In the middle of Christina Applegate’s 11-year run as Kelly Bundy on the beloved sitcom Married With Children, she shot a film that would go down as an all-time favorite of teens and pre-teens everywhere. Don’t Tell Mom the Babysitter’s Dead hit all the right notes for a generation of gay boys who hadn’t yet started “the grind” of a real job. There was a cool-sounding job (GAW, General Apparel West!), Julia Childs cooking lessons, that kick-ass home entertainment system, car-stealing drag queens … and a dead babysitter.
Now, as part of a series called “Working Girls: America’s Career Women On-Screen,” Don’t Tell Mom the Babysitter’s Dead will be shown on the big screen once more, followed by a Q&A with the film’s screenwriter, Neil Landau. The screening will take place on Monday, March 12, at L.A.’s Billy Wilder Theater.
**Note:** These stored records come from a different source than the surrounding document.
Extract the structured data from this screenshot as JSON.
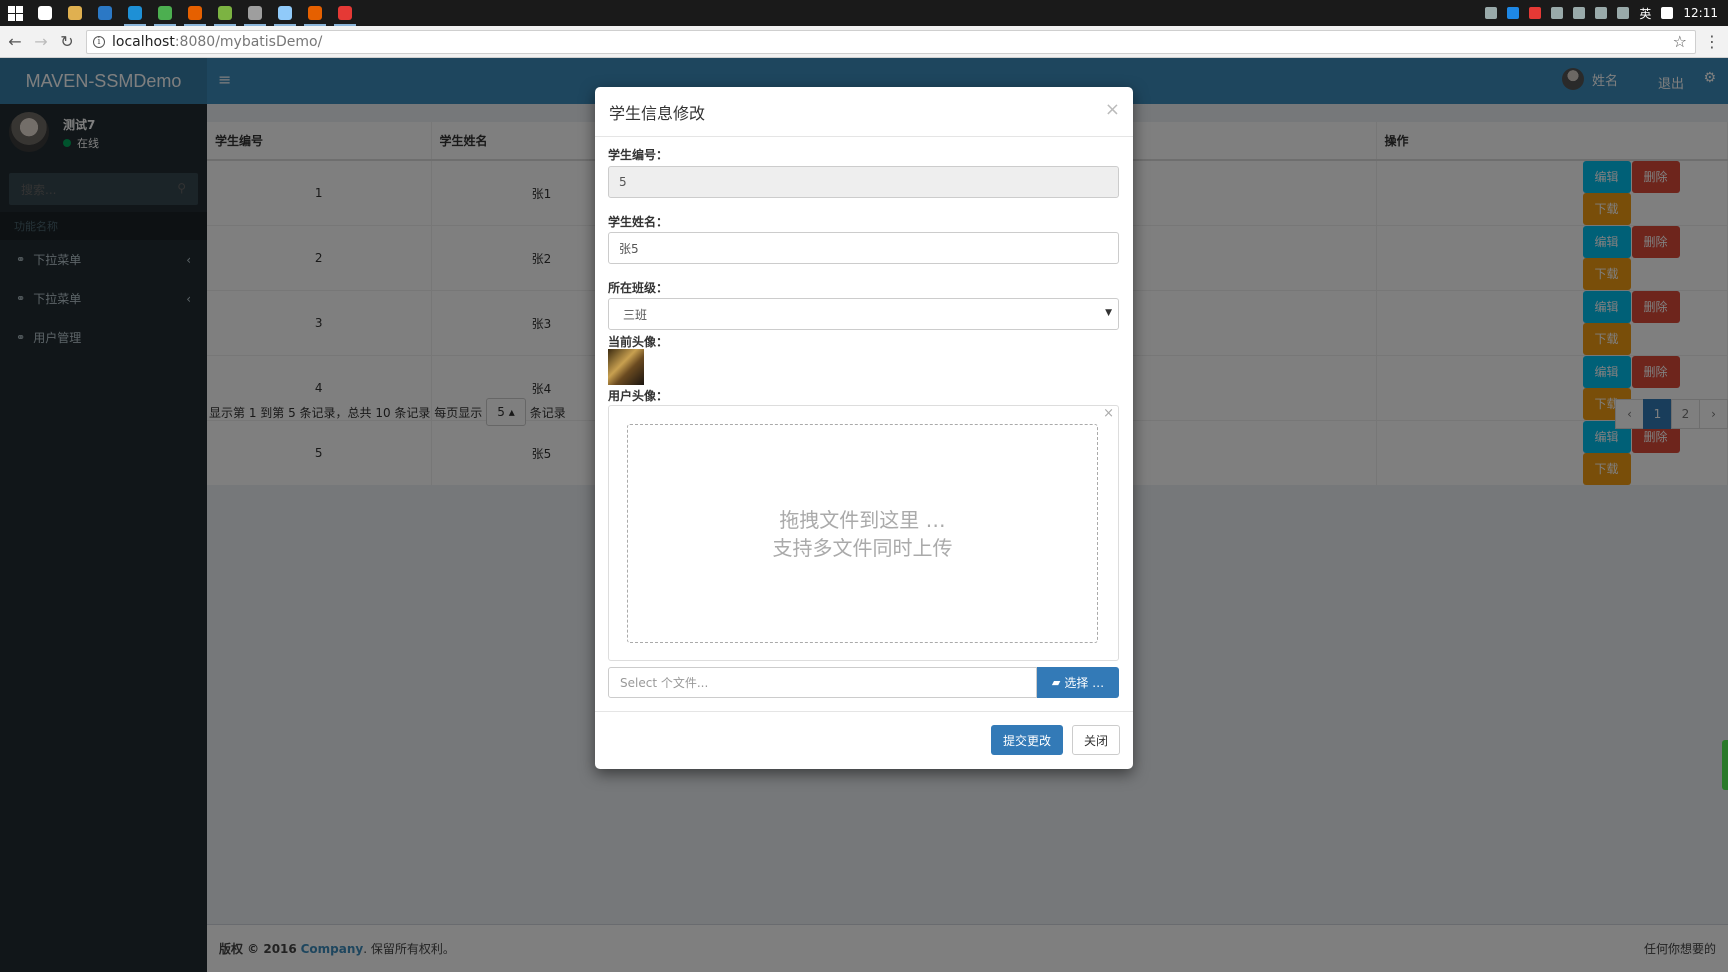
{
  "taskbar": {
    "apps": [
      {
        "icon": "chat-icon",
        "color": "#ffffff"
      },
      {
        "icon": "folder-icon",
        "color": "#e0b050"
      },
      {
        "icon": "calendar-icon",
        "color": "#2b78c5"
      },
      {
        "icon": "edge-icon",
        "color": "#1e90d6"
      },
      {
        "icon": "chrome-icon",
        "color": "#4caf50"
      },
      {
        "icon": "firefox-icon",
        "color": "#e66000"
      },
      {
        "icon": "notepad-icon",
        "color": "#7cb342"
      },
      {
        "icon": "settings-icon",
        "color": "#9e9e9e"
      },
      {
        "icon": "file-icon",
        "color": "#90caf9"
      },
      {
        "icon": "firefox-icon",
        "color": "#e66000"
      },
      {
        "icon": "weibo-icon",
        "color": "#e53935"
      }
    ],
    "lang": "英",
    "clock": "12:11"
  },
  "browser": {
    "url_host": "localhost",
    "url_path": ":8080/mybatisDemo/"
  },
  "header": {
    "logo": "MAVEN-SSMDemo",
    "user_name": "姓名",
    "logout": "退出"
  },
  "sidebar": {
    "user_name": "测试7",
    "status": "在线",
    "search_placeholder": "搜索...",
    "section": "功能名称",
    "items": [
      {
        "label": "下拉菜单"
      },
      {
        "label": "下拉菜单"
      },
      {
        "label": "用户管理"
      }
    ]
  },
  "table": {
    "columns": [
      "学生编号",
      "学生姓名",
      "操作"
    ],
    "rows": [
      {
        "id": "1",
        "name": "张1"
      },
      {
        "id": "2",
        "name": "张2"
      },
      {
        "id": "3",
        "name": "张3"
      },
      {
        "id": "4",
        "name": "张4"
      },
      {
        "id": "5",
        "name": "张5"
      }
    ],
    "btn_edit": "编辑",
    "btn_delete": "删除",
    "btn_download": "下载"
  },
  "pager": {
    "info_prefix": "显示第 1 到第 5 条记录，总共 10 条记录 每页显示",
    "page_size": "5",
    "info_suffix": "条记录",
    "prev": "‹",
    "pages": [
      "1",
      "2"
    ],
    "next": "›"
  },
  "footer": {
    "copyright": "版权 © 2016",
    "company": "Company",
    "rights": ". 保留所有权利。",
    "right_text": "任何你想要的"
  },
  "modal": {
    "title": "学生信息修改",
    "close": "×",
    "id_label": "学生编号：",
    "id_value": "5",
    "name_label": "学生姓名：",
    "name_value": "张5",
    "class_label": "所在班级：",
    "class_value": "三班",
    "current_avatar_label": "当前头像：",
    "user_avatar_label": "用户头像：",
    "drop_line1": "拖拽文件到这里 …",
    "drop_line2": "支持多文件同时上传",
    "file_placeholder": "Select 个文件...",
    "choose_btn": "选择 …",
    "submit": "提交更改",
    "cancel": "关闭"
  }
}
This film screening series was spawned out of recent accounts of abuse, sexual misconduct and harassment towards women in the workplace. According to the series’ website, “In the pursuit of assessing how the nuanced, complicated experiences of women at work have been represented throughout the 20th century, the Archive presents 13 films, from the early 1930s to the late 1990s, that offer a survey of working women: their employment and its impact on their social life, their frustrations, their failures, and their triumphs.”
Among the other films being screened as part of the “Working Girls” film series are the Melanie Griffith and Sigourney Weaver-starring Working Girl (Feb. 2), 9 to 5 (Feb. 10), Girl 6 (March 2), Office Killer (March 24) and more.
While those interested in most of the screenings must purchase tickets, admission to the screening of Don’t Tell Mom the Babysitter’s Dead is free.